Miller: Creatively, it was as simple as having a guitar in my hands every night. That is a boring answer, but before we went on tour for "Treats," I hadn't been on tour since I was 22 and I got into production. All I was thinking about was rhythm and I was making a lot of beats, then suddenly I'm on tour for 15 months playing guitar on stage every night. It was just by proximity that I just started writing on guitar again.
CNN: What were some of your influences?
Miller: Lyrically, I worked through a lot of the stuff that was f--king my head up on "Reign of Terror" and it helped me grow. This is borderline corny, but it was really therapeutic. It was like one long therapy session for me, just sort of working out some things. "Hysteria," the Def Leppard record, had a really strong grip on me. I love the songs, but especially the production as well. What Mutt Lange put on that record, I was obsessed with.
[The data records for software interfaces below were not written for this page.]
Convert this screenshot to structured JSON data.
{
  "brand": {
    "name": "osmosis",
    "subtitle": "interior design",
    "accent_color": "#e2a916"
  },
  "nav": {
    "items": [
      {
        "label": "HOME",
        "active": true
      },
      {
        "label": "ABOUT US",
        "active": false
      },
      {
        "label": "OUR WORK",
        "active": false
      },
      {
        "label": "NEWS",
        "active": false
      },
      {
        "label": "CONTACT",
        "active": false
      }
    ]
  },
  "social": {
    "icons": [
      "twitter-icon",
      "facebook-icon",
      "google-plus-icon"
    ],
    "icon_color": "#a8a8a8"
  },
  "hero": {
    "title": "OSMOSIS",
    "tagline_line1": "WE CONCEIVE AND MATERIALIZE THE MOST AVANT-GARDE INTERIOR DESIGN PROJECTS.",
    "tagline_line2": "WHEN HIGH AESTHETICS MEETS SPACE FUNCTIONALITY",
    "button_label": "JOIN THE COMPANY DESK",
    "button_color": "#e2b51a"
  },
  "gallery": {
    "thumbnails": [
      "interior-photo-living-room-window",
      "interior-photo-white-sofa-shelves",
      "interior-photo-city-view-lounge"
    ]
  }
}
But I'm moving away from those influences. I've been working on a ton of new stuff and branching out so it's an exciting time. I'm in a much better headspace and I think that that's reflected in the new stuff, which obviously won't be out for a little while, but the spark is there.
CNN: What direction will the new material be taking?
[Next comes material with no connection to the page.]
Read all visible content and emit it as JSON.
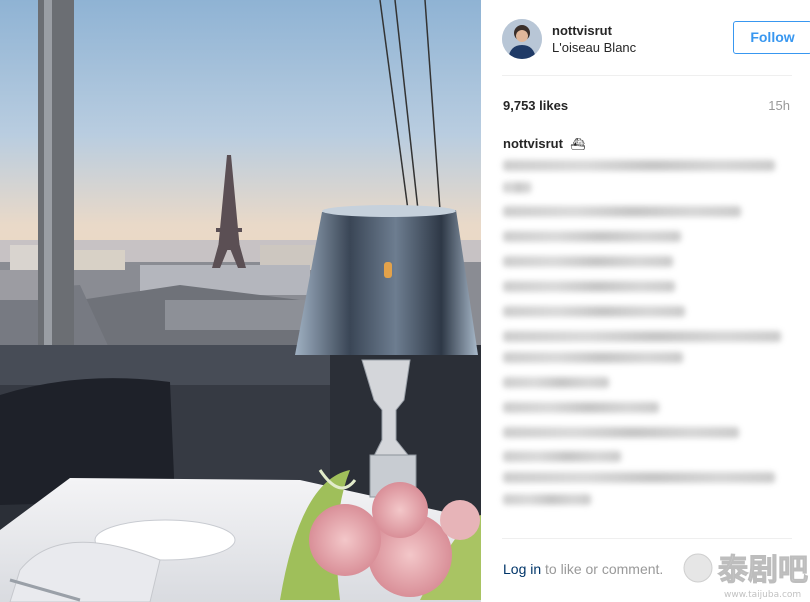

Miller: I'm going to be collaborating a lot more with Alexis this time around. We got a lot closer on "Reign of Terror," but really the last song we worked on was "Comeback Kid." I sort of just gave her the instrumental. I had the lyric and half an idea for a melody, but that's our first true collaboration and it's my favorite song on the record. I think really we have not utilized any of her talents. She is incredibly gifted when it comes to coming up with really memorable melodies, what I consider to be great melodies. There's so much of her in "Comeback Kid" and I love it. I happen to play in a band with her, but I'm also a fan.
CNN: So you don't ever resent her getting more attention than you even when you created the whole band and the music initially?
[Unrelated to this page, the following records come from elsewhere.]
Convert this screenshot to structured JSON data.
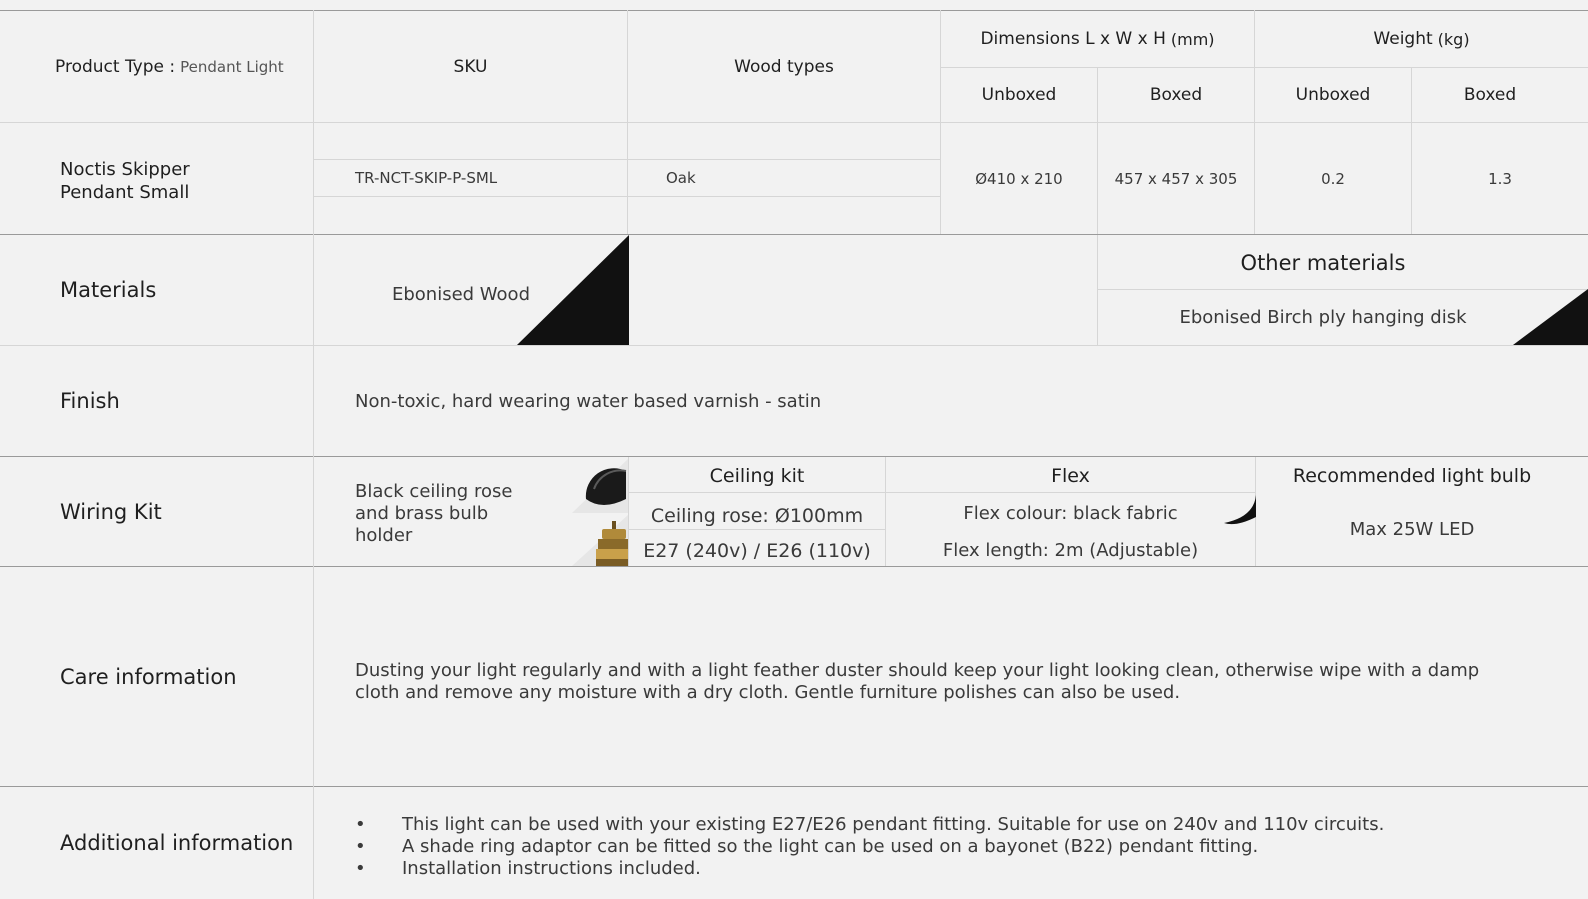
{
  "header": {
    "product_type_label": "Product Type :",
    "product_type_value": "Pendant Light",
    "sku": "SKU",
    "wood_types": "Wood types",
    "dimensions": "Dimensions L x W x H",
    "dimensions_unit": "(mm)",
    "weight": "Weight",
    "weight_unit": "(kg)",
    "unboxed": "Unboxed",
    "boxed": "Boxed"
  },
  "product": {
    "name_line1": "Noctis Skipper",
    "name_line2": "Pendant Small",
    "sku": "TR-NCT-SKIP-P-SML",
    "wood": "Oak",
    "dim_unboxed": "Ø410 x 210",
    "dim_boxed": "457 x 457 x 305",
    "weight_unboxed": "0.2",
    "weight_boxed": "1.3"
  },
  "materials": {
    "label": "Materials",
    "main": "Ebonised Wood",
    "other_title": "Other materials",
    "other_value": "Ebonised Birch ply hanging disk"
  },
  "finish": {
    "label": "Finish",
    "value": "Non-toxic, hard wearing water based varnish - satin"
  },
  "wiring": {
    "label": "Wiring Kit",
    "description_lines": [
      "Black ceiling rose",
      "and brass bulb",
      "holder"
    ],
    "ceiling_kit_title": "Ceiling kit",
    "ceiling_rose": "Ceiling rose: Ø100mm",
    "bulb_fitting": "E27 (240v) / E26 (110v)",
    "flex_title": "Flex",
    "flex_colour": "Flex colour: black fabric",
    "flex_length": "Flex length: 2m (Adjustable)",
    "bulb_title": "Recommended light bulb",
    "bulb_value": "Max 25W LED"
  },
  "care": {
    "label": "Care information",
    "line1": "Dusting your light regularly and with a light feather duster should keep your light looking clean, otherwise wipe with a damp",
    "line2": "cloth and remove any moisture with a dry cloth. Gentle furniture polishes can also be used."
  },
  "additional": {
    "label": "Additional information",
    "items": [
      "This light can be used with your existing E27/E26 pendant fitting. Suitable for use on 240v and 110v circuits.",
      "A shade ring adaptor can be fitted so the light can be used on a bayonet (B22) pendant fitting.",
      "Installation instructions included."
    ]
  },
  "colors": {
    "background": "#f2f2f2",
    "line": "#d6d6d6",
    "line_dark": "#9a9a9a",
    "swatch": "#111111",
    "brass": "#b08a3a"
  }
}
Miller: I actually push that, to be honest. We just did the cover of Spin magazine. When I saw that it's just a beautiful portrait of her, I was like, yes! Thank God! I'm not self-loathing or particularly insecure in my day-to-day, but I really hate being photographed. I hate looking at pictures of myself. I immediately just start tearing it apart. It's a lot like the creative process as well. I'm just really, really hard on myself. I like having her be the face of the band. She loves performing and she loves being photographed and she loves making videos. She looks great and she's confident. I'm the polar opposite. Even live, I'm never front-lit. I prefer to have the music speak for me.
CNN: How was it for you to perform on "Saturday Night Live"?
Miller: I didn't want to do "SNL," but we couldn't say no. You're a total a**hole if you turn it down. The only reason not to do it would be fear of failure. Like I said before, I know failure very well. I don't want to get into it, but I was particularly unimpressed by our performance. I watched it once and I'll never watch it again. But "SNL" was an incredible experience.
CNN: How did opening for the Red Hot Chili Peppers on tour come about?
Miller: Flea came out to a show in New York City and somebody introduced him to me. He was like, hey, I'm Flea. I obviously knew who he was. He was incredibly nice and he was like, would you guys be interested in playing shows with my band? I was like, you mean the Red Hot Chili Peppers? Sure! It was literally that simple. There was no politicking, no agents or anything. It was just dude to dude. I really appreciated that. I think they're all going to be really great people and I'm pretty psyched on it. They're one of the biggest touring bands on Earth, which is a strange sentence. They're, like, top two or three on the planet. I'm interested to see how a production like that works.